The one man who added something new to these ideas was Herbert Spencer (1820–1903) (Figure 2C) who recognized that the orthodox interpretation of society assumed but did not explain change. Spencer, however, did not abandon the ideas of the Enlightenment but regarded them in relation to a model of social change owing much to Darwin's Origin of Species. He argued that societies were driven forward to more complex and higher forms by the struggle for survival between individuals, and that the struggle had produced in Britain a laissez-faire industrial society which was as yet the highest social form. Although Spencer's conclusions were controversial, his methodology was influential. For the next 50 years British sociologists sought to explain social institutions by their "history".


The French tradition

In France the aftermath of the Revolution produced a reaction against Enlightenment thinking. The Vicomte de Bonald (1754–1840) argued that society ought to be seen not as a collection of individuals but as an organic whole. Change in one part (as by one social group) was bound to upset the entire organism.


The organic tradition was continued by Auguste Comte (1798–1857) (2B), not only to order and control change but also Jo understand it. Comte held the Enlightenment view that there were objective, discoverable laws of social progress.
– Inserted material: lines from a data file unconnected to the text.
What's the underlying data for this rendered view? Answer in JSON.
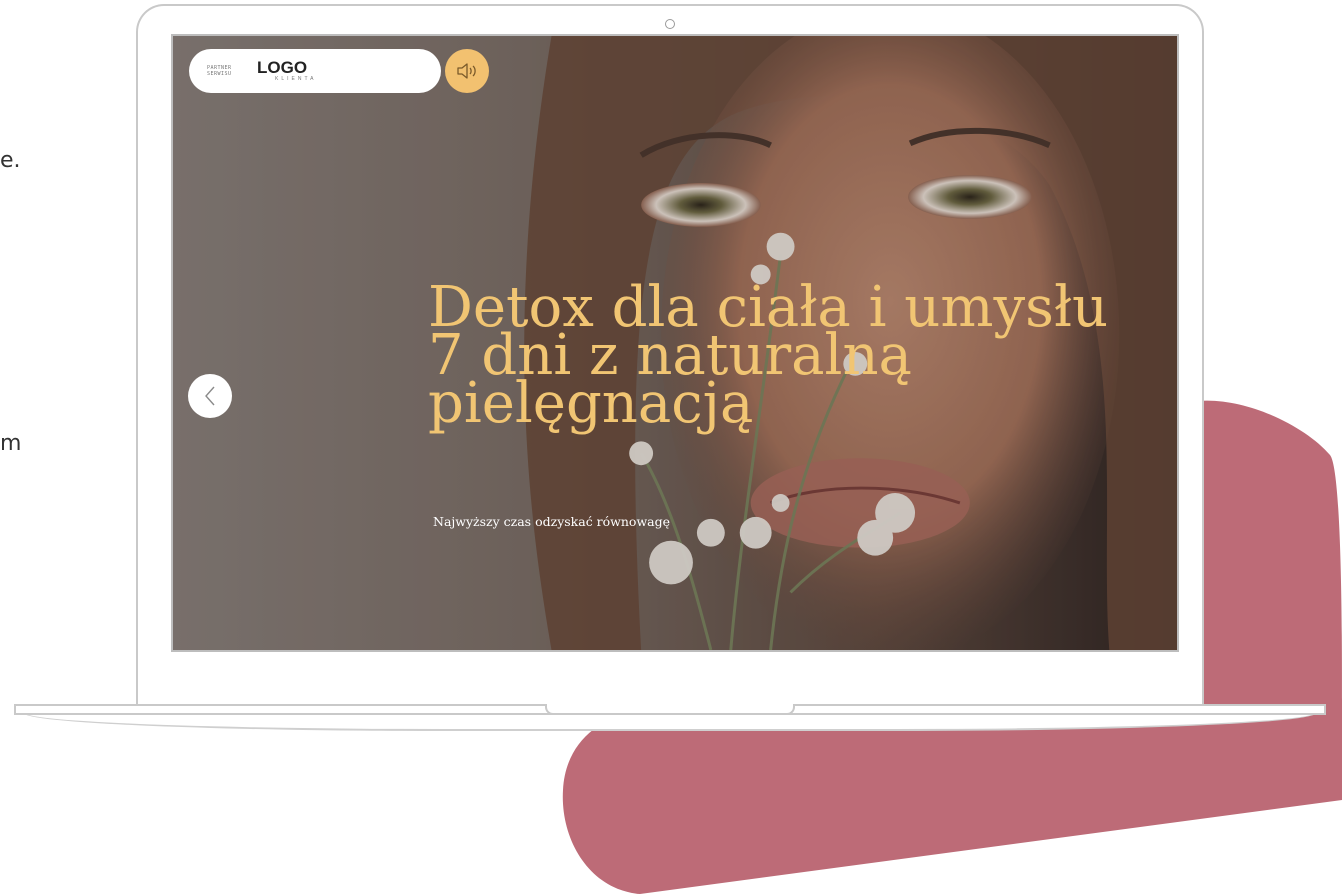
{
  "background": {
    "accent_blob_color": "#bd6b77",
    "edge_text": [
      "e.",
      "m"
    ]
  },
  "laptop": {
    "frame_color": "#c9c9c9"
  },
  "screen": {
    "header": {
      "partner_label": "PARTNER SERWISU",
      "logo_text": "LOGO",
      "logo_subtext": "KLIENTA",
      "sound_icon": "speaker-icon",
      "sound_button_color": "#f2c170"
    },
    "slider": {
      "prev_icon": "chevron-left-icon"
    },
    "hero": {
      "title_line_1": "Detox dla ciała i umysłu",
      "title_line_2": "7 dni z naturalną",
      "title_line_3": "pielęgnacją",
      "subtitle": "Najwyższy czas odzyskać równowagę",
      "title_color": "#f1c573"
    }
  }
}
But he insisted that these laws operated in the context of whole societies and not individuals. Men, through their conditioning in society, were made by laws they could not alter. They should recognize this fact and accept their assigned social position.
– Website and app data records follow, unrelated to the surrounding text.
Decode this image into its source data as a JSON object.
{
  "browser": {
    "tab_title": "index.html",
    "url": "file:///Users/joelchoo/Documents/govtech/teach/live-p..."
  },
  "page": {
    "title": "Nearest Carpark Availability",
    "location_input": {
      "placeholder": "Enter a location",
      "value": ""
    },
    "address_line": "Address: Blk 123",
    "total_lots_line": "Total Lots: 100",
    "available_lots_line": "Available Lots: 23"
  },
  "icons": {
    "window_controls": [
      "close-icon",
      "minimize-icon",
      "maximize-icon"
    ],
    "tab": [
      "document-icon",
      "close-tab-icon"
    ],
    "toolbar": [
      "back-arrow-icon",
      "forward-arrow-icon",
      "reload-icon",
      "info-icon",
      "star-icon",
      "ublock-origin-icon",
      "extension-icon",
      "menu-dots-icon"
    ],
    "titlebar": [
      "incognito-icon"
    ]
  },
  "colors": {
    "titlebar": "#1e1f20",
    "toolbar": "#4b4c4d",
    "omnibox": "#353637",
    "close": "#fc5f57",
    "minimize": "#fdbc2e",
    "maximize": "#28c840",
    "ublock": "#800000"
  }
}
Comte's "positivism" was most highly refined by one of the most influential individuals in all sociology, Emile Durkheim (1858–1917). The distinctive characteristics of French sociology included "methodological collectivism", which studied only phenomena that would reveal how men were conditioned by their society. There were also functional explanations whereby social institutions were described in terms of their functions within the entire social system rather than by their history. Lastly there was an emphasis on the need for order where change was regarded as the result of a malfunction in society.


The German tradition
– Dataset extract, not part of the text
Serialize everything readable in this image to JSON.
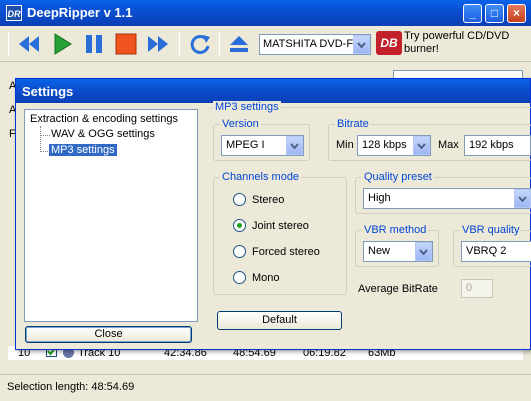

In Germany the inheritance of Enlightenment rationality was joined by two other intellectual elements. The Kantian philosophical revolution (after Immanuel Kant (1724–1804)) held that the laws of nature existed only in men's minds; and the Romantic movement of Johann Herder (1744–1803) stressed the creative importance of language and culture.


The first great German theorist was G. W. F. Hegel (1770–1831), who saw social change as the product of human reason driven forward by its need to know and over-come the world around it. Hegel's theme was further developed by Karl Marx (1818–1883) (Figure 3) who is perhaps best seen as a sociological Hegelian. Marx shared Hegel's view that the force behind social change was man's pursuit of rational understanding and control of his environment. But Marx's most important work resulted from his belief in the economic basis of social structure and in his suggestion of a sequence of social development.


The third major German theorist was Max Weber (1864–1920) (Figure 2A) who complemented Marx by adding an appreciation of the role of cultural values to Marx's work. The principal achievements of the German tradition were "methodological individualism": an approach to society from the viewpoint of self-conscious human subjects; a combination of explanations from history and explanations from function; and the development of a theory of knowledge of the social sciences.